Effects of Concurrent Continuous Visual Feedback on Learning the Lane Keeping Task

Olympic Valley — Lake Tahoe, California

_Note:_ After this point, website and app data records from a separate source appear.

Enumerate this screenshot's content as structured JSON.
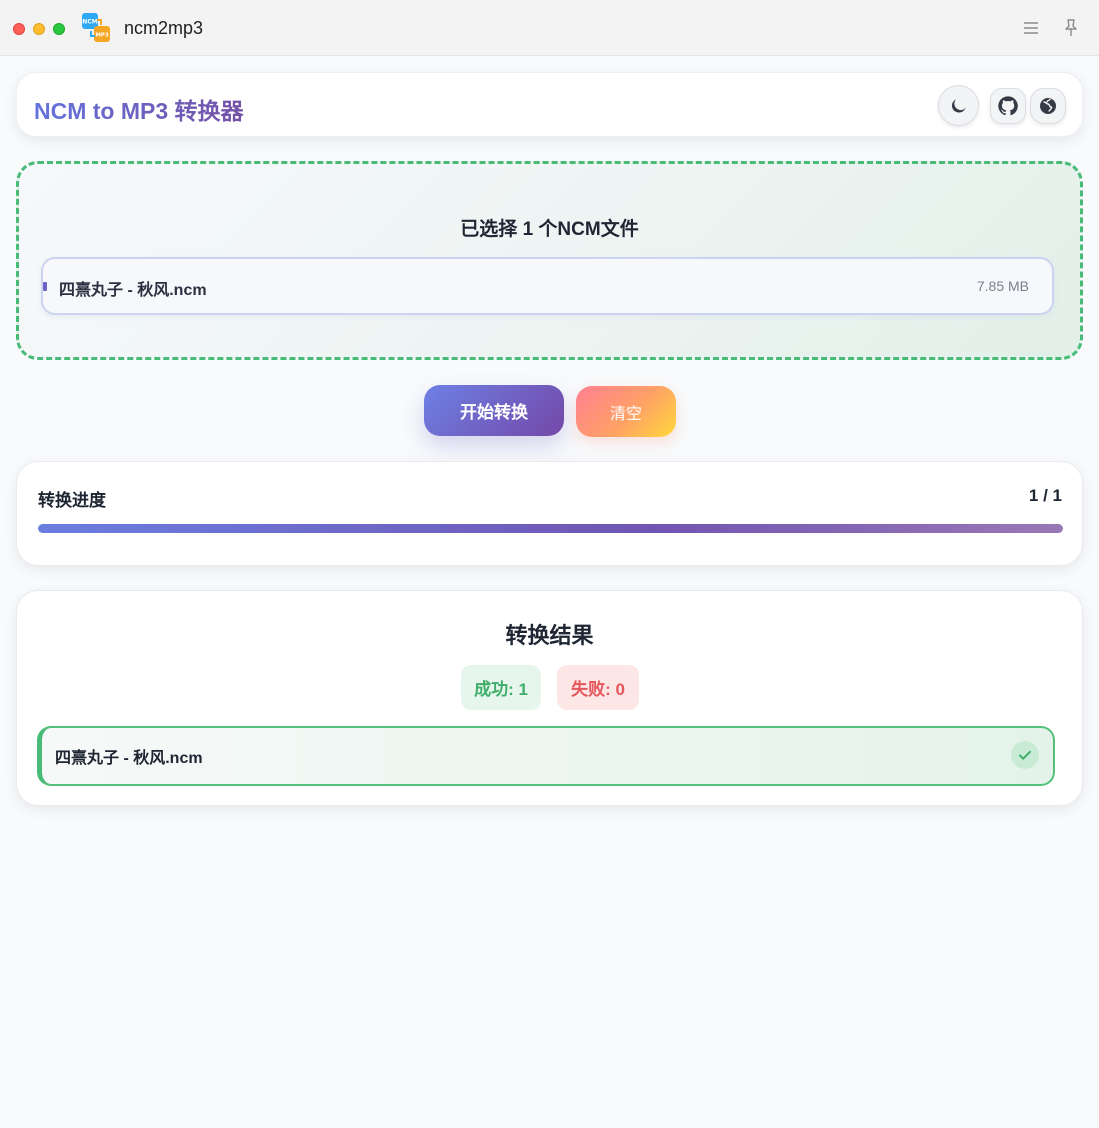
{
  "window": {
    "title": "ncm2mp3"
  },
  "header": {
    "title": "NCM to MP3 转换器"
  },
  "dropzone": {
    "title": "已选择 1 个NCM文件",
    "files": [
      {
        "name": "四熹丸子 - 秋风.ncm",
        "size": "7.85 MB"
      }
    ]
  },
  "actions": {
    "start_label": "开始转换",
    "clear_label": "清空"
  },
  "progress": {
    "label": "转换进度",
    "count": "1 / 1",
    "percent": 100
  },
  "results": {
    "title": "转换结果",
    "success_label": "成功: 1",
    "fail_label": "失败: 0",
    "items": [
      {
        "name": "四熹丸子 - 秋风.ncm",
        "status": "success"
      }
    ]
  },
  "colors": {
    "accent": "#6a63c7",
    "success": "#48bb78",
    "fail": "#e5575c"
  },
  "icons": {
    "titlebar": [
      "menu-icon",
      "pin-icon"
    ],
    "header": [
      "moon-icon",
      "github-icon",
      "globe-icon"
    ],
    "result": "check-icon"
  }
}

This study investigated the training effectiveness of continuous visual feedback in a simulator-based lane keeping task. Two groups of student drivers (total of 30 participants) were instructed to drive as accurately as possible in the center of the right lane in a self-paced driving task during five 8-min sessions. One group received visual feedback using a horizontal compensatory display positioned on the dashboard, which provided an indication of the momentary distance to the lane center during the three training sessions. During two retention sessions (immediate and one day delayed) both groups drove without the augmented feedback. The augmented feedback resulted in improved performance on a measure lane keeping accuracy, but this effect disappeared during retention. Furthermore, the augmented feedback resulted in increased steering wheel activity during all sessions, and increased driver workload in the delayed retention session. These results provide support for the guidance hypothesis and have possible implications for the use of continuous concurrent feedback in simulatorbased driver training.